For many business owners, the mere mention of OSHA causes anxiety. This should never be the case, unless you are willingly allowing unsafe work practices to occur. OSHA (www.osha.gov) is a free tool and a wealth of information. Utilize the free services of OSHA, your state and your worker compensation insurance provider.
Proper hiring practices
Safety starts before the hire. Proper screening, as in drug screening, background checks, reference checks and former employer inquiries, is essential. Quite often, we hire our accidents.
OSHA requires that all employers provide their employees with safety training relevant to their job tasks at their initial assignment, as well as annual refresher training thereafter on certain topics. As an employer, you must assure that every employee receives a new employee safety orientation. For employees that will be performing hazardous duties, such as operating machinery or handling hazardous materials, they will require additional in-depth training on those job tasks. When providing training, if you don’t document it, you may as well not be doing it.

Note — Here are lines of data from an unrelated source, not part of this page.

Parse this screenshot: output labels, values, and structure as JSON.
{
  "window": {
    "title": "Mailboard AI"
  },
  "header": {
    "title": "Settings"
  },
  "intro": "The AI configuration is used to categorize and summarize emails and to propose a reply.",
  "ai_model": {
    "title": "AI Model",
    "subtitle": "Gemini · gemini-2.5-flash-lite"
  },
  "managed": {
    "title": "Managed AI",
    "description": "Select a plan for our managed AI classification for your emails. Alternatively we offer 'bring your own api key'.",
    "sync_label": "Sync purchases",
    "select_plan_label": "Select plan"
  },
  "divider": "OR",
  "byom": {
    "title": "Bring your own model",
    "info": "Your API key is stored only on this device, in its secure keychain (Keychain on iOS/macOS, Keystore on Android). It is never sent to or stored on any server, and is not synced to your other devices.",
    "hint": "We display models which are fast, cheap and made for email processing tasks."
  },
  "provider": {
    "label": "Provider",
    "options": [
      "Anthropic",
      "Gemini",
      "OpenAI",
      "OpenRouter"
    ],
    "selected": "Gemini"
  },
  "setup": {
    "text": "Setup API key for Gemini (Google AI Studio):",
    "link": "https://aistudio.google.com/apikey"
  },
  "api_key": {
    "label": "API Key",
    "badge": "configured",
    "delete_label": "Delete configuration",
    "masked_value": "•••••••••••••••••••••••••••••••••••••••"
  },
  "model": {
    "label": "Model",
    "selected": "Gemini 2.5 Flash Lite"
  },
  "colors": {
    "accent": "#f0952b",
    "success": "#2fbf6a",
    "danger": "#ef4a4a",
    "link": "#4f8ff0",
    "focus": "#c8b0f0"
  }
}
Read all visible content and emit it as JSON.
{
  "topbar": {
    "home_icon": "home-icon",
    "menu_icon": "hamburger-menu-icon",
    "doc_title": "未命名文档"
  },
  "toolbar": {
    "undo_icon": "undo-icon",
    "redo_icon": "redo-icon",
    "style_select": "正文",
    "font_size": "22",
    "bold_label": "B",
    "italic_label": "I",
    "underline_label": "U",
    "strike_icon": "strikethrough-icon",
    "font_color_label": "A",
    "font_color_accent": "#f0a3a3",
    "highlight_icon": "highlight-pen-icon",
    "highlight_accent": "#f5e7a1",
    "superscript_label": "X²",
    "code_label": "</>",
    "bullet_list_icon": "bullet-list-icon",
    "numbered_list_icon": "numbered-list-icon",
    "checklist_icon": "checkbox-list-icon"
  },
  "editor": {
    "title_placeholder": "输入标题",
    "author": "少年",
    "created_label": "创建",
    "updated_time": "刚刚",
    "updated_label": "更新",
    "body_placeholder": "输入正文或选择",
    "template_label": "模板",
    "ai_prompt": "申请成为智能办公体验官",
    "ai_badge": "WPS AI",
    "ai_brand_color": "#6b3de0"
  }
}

Safety starts from the top. You can provide the highest quality safety training, and if your management staff isn’t following the policies and procedures, your program will never work. Some of the most common violators to safety policies and procedures are the management staff. In order to assure employees follow your safety program policies and procedures, you and your management staff must practice what you preach.
An active safety committee
Unless your business is exempt, which few employers are, you must have a safety committee. Safety committees are an essential component to your safety program. Provide them with encouragement, training, tools, empowerment and support they need to do the job. Without those items, they will not succeed. The safety committee is a key component in a proactive workplace safety program.
Policies and procedures
Each workplace must have written workplace safety programs in accordance with OSHA standards and state laws. This is your guide for everything from training to what the safety committee is responsible for. The more hazardous your workplace, the more written programs will be required. In this program, you will have all of your safety program policies and procedures. Policies and procedures need to cover everything from equipment operation to what to do in case of a medical emergency. Train your employees on the policies and procedures, document and post them, and make sure that everyone adheres to them and enforces them.
Proper equipment maintenance
Equipment maintenance is essential to the continued operation of your business. Many people are injured because the equipment they are operating has not been properly maintained. Employees are key to proper equipment maintenance. Equipment operators should be inspecting the equipment prior to operation. When a defect is found, it should be repaired as soon as possible. If the defect is a safety concern, the equipment should not be operated until the repair has been made. Well-maintained equipment will result in more production and will be safer to operate.
Safe equipment operation
Most equipment accidents are a result of operator error and lack of training. Since equipment accidents are commonly related to serious injuries and deaths, equipment training is one of the most important components of your proactive workplace safety program. Teach them how you want your equipment operated, test them on what you have taught them, observe their operation of the equipment and document all of it.
Utilizing this information will improve the safety of your employees, reduce workplace accidents and help save your business money. Health, safety and labor laws differ from state to state, and employers must be familiar with those that relate to their business operation.
The author is an occupational safety consultant with over 25 years of occupational safety training and human resources experience. He has also written numerous articles related to workplace safety for agriculture and related industries.